A card template (6" diameter semi circle) was used to mark out the shape of the tower ......

..... and it was roughly shaped with the panel saw.

This was then tidied-up with a flat-bladed rasp.

The battlements were marked out on the top of the tower (roughly 1" square) .......

..... and then a series of holes drilled to a depth of 1" using a masonry bit.

Holes were also drilled in the back of the tower to meet the vertical holes.

The top was then prised off with the flat bladed screwdriver.

The battlements were then tidied up with the rasp and the screwdriver. Mortar courses were scribed near the top of the tower.

Holes were drilled and linked between the mortar courses to represent arrow slits.

Mortar courses were then scribed around the rest of the tower ........

...... and then vertical lines were scribed to create blockwork.

The completed sections of wall were then test-fitted on site.

The bridge section between the two towers was shaped. To reinforce the joint between the sections, a couple of short lengths of rail were inserted into holes and then the bridge section was glued into place using exterior PVA.

The blockwork on the walls were then coloured using cement dyes, diluted and brushed into place with a small paintbrush.

The walls were then concreted into place using my usual mix of concrete.

When the concrete was half-dry and still in its 'green' state the mortar courses were scribed between the sections of wall.

In some places the blockwork colouring needed to re-applied. However, the outcome seemed to be a lot more impressive than what preceded it.

When all the concreting has set, I will give the give the structure a liberal coat of masonry waterproofing compound to help the Thermalite resist the ravages of frost damage.
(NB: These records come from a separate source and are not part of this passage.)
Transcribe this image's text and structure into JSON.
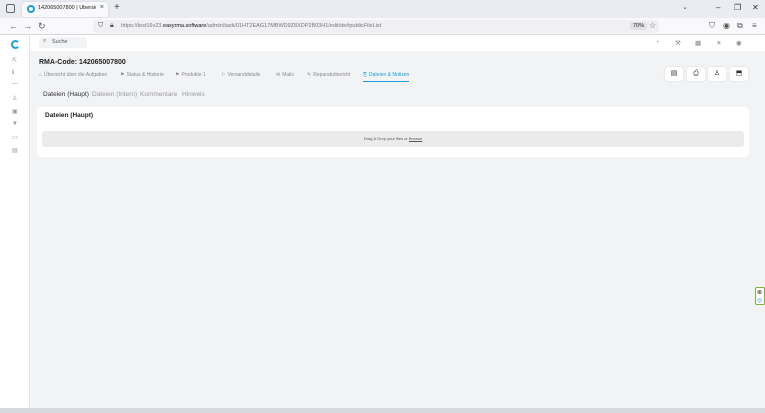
{
  "browser": {
    "tab_title": "142065007800 | Übersicht übe",
    "tab_close": "×",
    "new_tab": "+",
    "tabs_menu": "⌄",
    "window": {
      "minimize": "–",
      "maximize": "❐",
      "close": "✕"
    },
    "back": "←",
    "forward": "→",
    "reload": "↻",
    "url_prefix": "https://test16v23.",
    "url_host": "easyrma.software",
    "url_path": "/admin/task/01HT2EAG17MBWD9Z8XDP2B03H1/edit/de#publicFileList",
    "zoom": "70%"
  },
  "search": {
    "placeholder": "Suche"
  },
  "page": {
    "rma_code": "RMA-Code: 142065007800"
  },
  "nav_tabs": [
    {
      "label": "Übersicht über die Aufgaben",
      "icon": "⌂"
    },
    {
      "label": "Status & Historie",
      "icon": "⚑"
    },
    {
      "label": "Produkte 1",
      "icon": "⚑"
    },
    {
      "label": "Versanddetails",
      "icon": "⚐"
    },
    {
      "label": "Mails",
      "icon": "✉"
    },
    {
      "label": "Reparaturbericht",
      "icon": "✎"
    },
    {
      "label": "Dateien & Notizen",
      "icon": "⎘"
    }
  ],
  "sub_tabs": [
    {
      "label": "Dateien (Haupt)"
    },
    {
      "label": "Dateien (Intern)"
    },
    {
      "label": "Kommentare"
    },
    {
      "label": "Hinweis"
    }
  ],
  "card": {
    "title": "Dateien (Haupt)",
    "dropzone_text": "Drag & Drop your files or",
    "dropzone_link": "Browse"
  }
}
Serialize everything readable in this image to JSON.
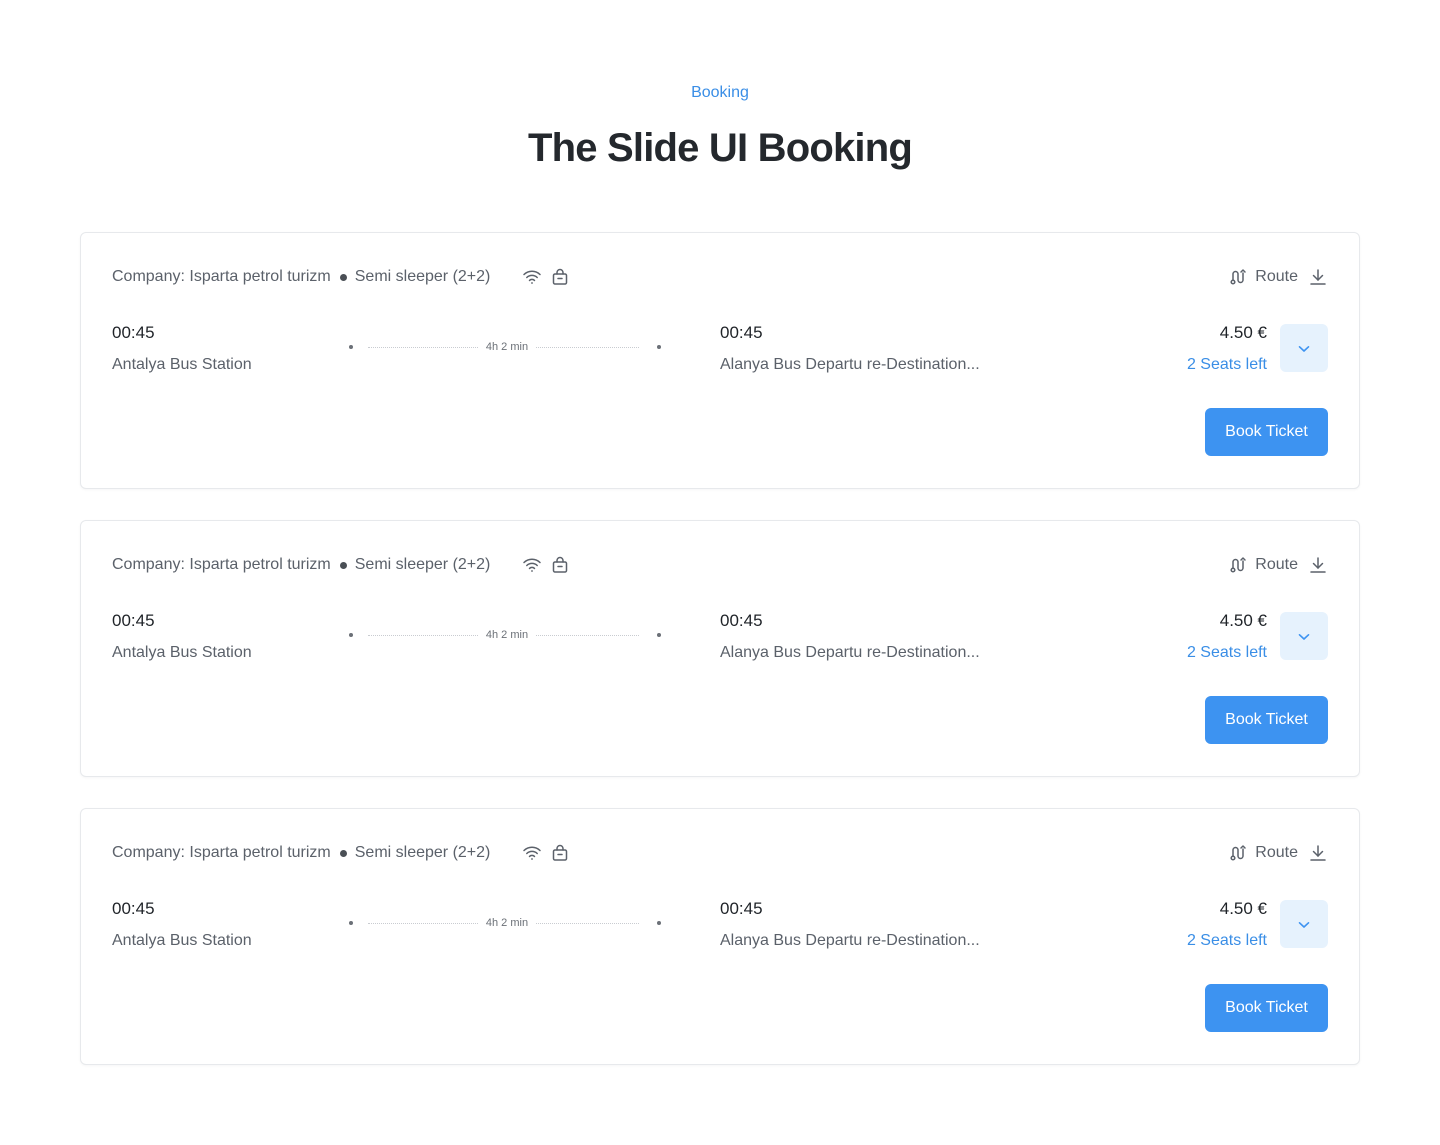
{
  "header": {
    "eyebrow": "Booking",
    "title": "The Slide UI Booking"
  },
  "colors": {
    "accent": "#3d93f1",
    "accent_text": "#3a8ee6",
    "expand_bg": "#e6f2fd"
  },
  "icons": {
    "amenities": [
      "wifi-icon",
      "luggage-icon"
    ],
    "route": "route-icon",
    "download": "download-icon",
    "expand": "chevron-down-icon"
  },
  "trips": [
    {
      "company": "Company: Isparta petrol turizm",
      "bus_type": "Semi sleeper (2+2)",
      "route_label": "Route",
      "departure_time": "00:45",
      "departure_station": "Antalya Bus Station",
      "duration": "4h 2 min",
      "arrival_time": "00:45",
      "arrival_station": "Alanya Bus Departu re-Destination...",
      "price": "4.50 €",
      "seats_left": "2 Seats left",
      "book_label": "Book Ticket"
    },
    {
      "company": "Company: Isparta petrol turizm",
      "bus_type": "Semi sleeper (2+2)",
      "route_label": "Route",
      "departure_time": "00:45",
      "departure_station": "Antalya Bus Station",
      "duration": "4h 2 min",
      "arrival_time": "00:45",
      "arrival_station": "Alanya Bus Departu re-Destination...",
      "price": "4.50 €",
      "seats_left": "2 Seats left",
      "book_label": "Book Ticket"
    },
    {
      "company": "Company: Isparta petrol turizm",
      "bus_type": "Semi sleeper (2+2)",
      "route_label": "Route",
      "departure_time": "00:45",
      "departure_station": "Antalya Bus Station",
      "duration": "4h 2 min",
      "arrival_time": "00:45",
      "arrival_station": "Alanya Bus Departu re-Destination...",
      "price": "4.50 €",
      "seats_left": "2 Seats left",
      "book_label": "Book Ticket"
    }
  ]
}
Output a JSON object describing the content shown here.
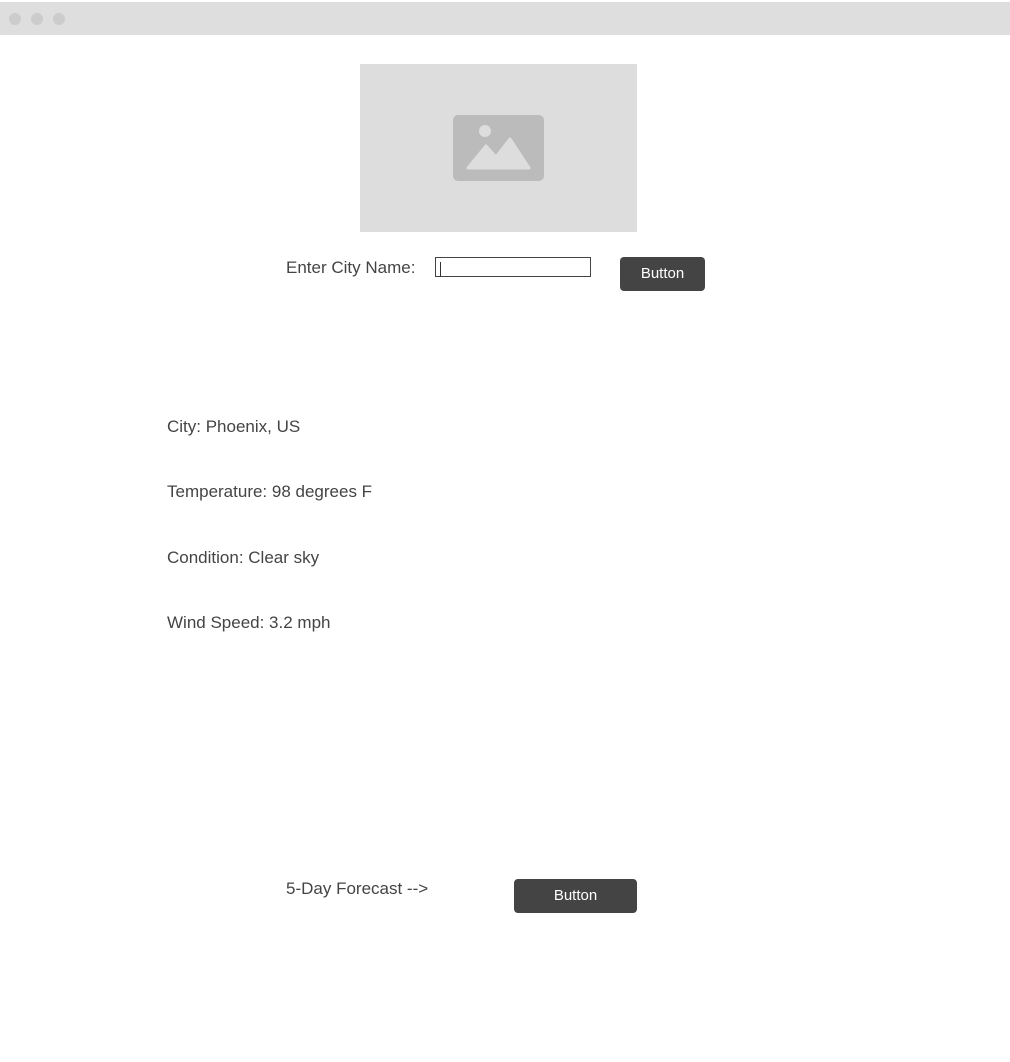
{
  "search": {
    "label": "Enter City Name:",
    "value": "",
    "button_label": "Button"
  },
  "weather": {
    "city": "City: Phoenix, US",
    "temperature": "Temperature: 98 degrees F",
    "condition": "Condition: Clear sky",
    "wind_speed": "Wind Speed: 3.2 mph"
  },
  "forecast": {
    "label": "5-Day Forecast -->",
    "button_label": "Button"
  },
  "icons": {
    "window_controls": [
      "window-dot-icon",
      "window-dot-icon",
      "window-dot-icon"
    ],
    "placeholder": "image-icon"
  },
  "colors": {
    "button_bg": "#444444",
    "button_text": "#ffffff",
    "text": "#444444",
    "placeholder_bg": "#dddddd",
    "titlebar_bg": "#dedede"
  }
}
However, for an outlay of under £5.00 overall, I think this structure is great addition as a backdrop to the station.